Tower of London welcomes baby raven


The Tower of London has introduced its newest raven to the public; a six-week-old female named Poppy.

The Tower’s Ravenmaster Chris Skaife made the announcement in a video posted on Twitter this week, in which he said he was “absolutely delighted” with the new addition.

“We are calling her Poppy as this year marks the centenary of World War I,” he said.

“She has been with me for a couple of weeks at home so I’ve been feeding her and making sure that she’s getting used to coming into the Tower of London.

“Over the next few weeks we will introduce her to her other raven friends.”

Poppy’s arrival comes after the death of the Tower’s longest-serving raven Munin (pictured above, right), who died on 22 March at the age of 22 after a short illness.

Ravens have resided in the Tower of London in an official capacity ever since 1630, when Charles II decreed there must always be at least six ravens there to ensure Britain’s safety. The position of Ravenmaster was introduced in the 1960s to lead a team of carers that look after the birds by feeding them fresh meat from Smithfield market keep their flight feathers regularly trimmed.

“Legend tells us that should the ravens leave the Tower of London, it will crumble to dust and a great harm will befall our kingdom,” Chris says.

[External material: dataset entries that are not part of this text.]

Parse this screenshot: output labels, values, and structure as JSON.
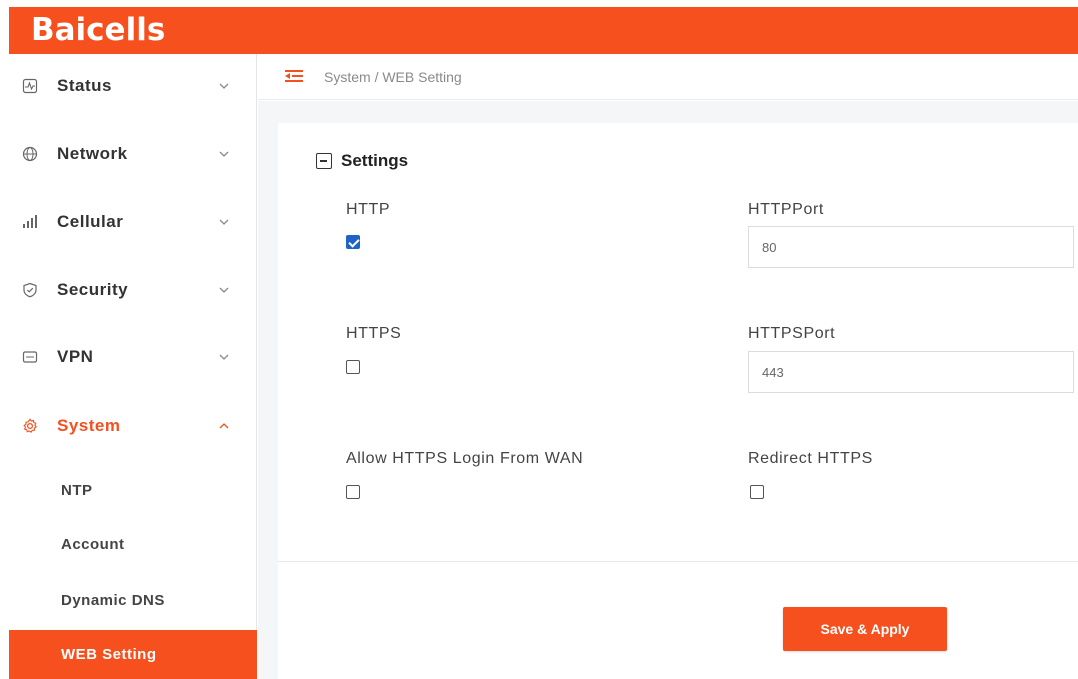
{
  "brand": {
    "logo_text": "Baicells",
    "accent_color": "#f5501e"
  },
  "sidebar": {
    "items": [
      {
        "label": "Status",
        "icon": "status-icon",
        "expanded": false
      },
      {
        "label": "Network",
        "icon": "network-icon",
        "expanded": false
      },
      {
        "label": "Cellular",
        "icon": "cellular-icon",
        "expanded": false
      },
      {
        "label": "Security",
        "icon": "shield-icon",
        "expanded": false
      },
      {
        "label": "VPN",
        "icon": "vpn-icon",
        "expanded": false
      },
      {
        "label": "System",
        "icon": "gear-icon",
        "expanded": true
      }
    ],
    "system_subitems": [
      {
        "label": "NTP",
        "selected": false
      },
      {
        "label": "Account",
        "selected": false
      },
      {
        "label": "Dynamic DNS",
        "selected": false
      },
      {
        "label": "WEB Setting",
        "selected": true
      }
    ]
  },
  "breadcrumb": {
    "text": "System / WEB Setting"
  },
  "settings": {
    "title": "Settings",
    "http_label": "HTTP",
    "http_checked": true,
    "http_port_label": "HTTPPort",
    "http_port_value": "80",
    "https_label": "HTTPS",
    "https_checked": false,
    "https_port_label": "HTTPSPort",
    "https_port_value": "443",
    "allow_wan_label": "Allow HTTPS Login From WAN",
    "allow_wan_checked": false,
    "redirect_https_label": "Redirect HTTPS",
    "redirect_https_checked": false
  },
  "actions": {
    "save_label": "Save & Apply"
  }
}
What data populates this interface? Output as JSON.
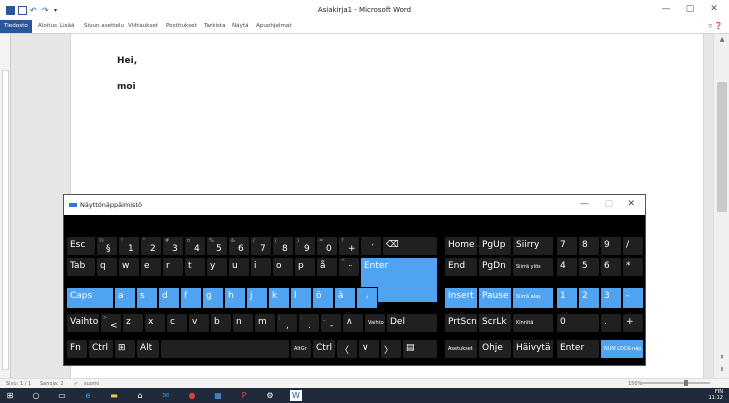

“Do we have six ravens here to this day? No, we have seven! I have a spare one!”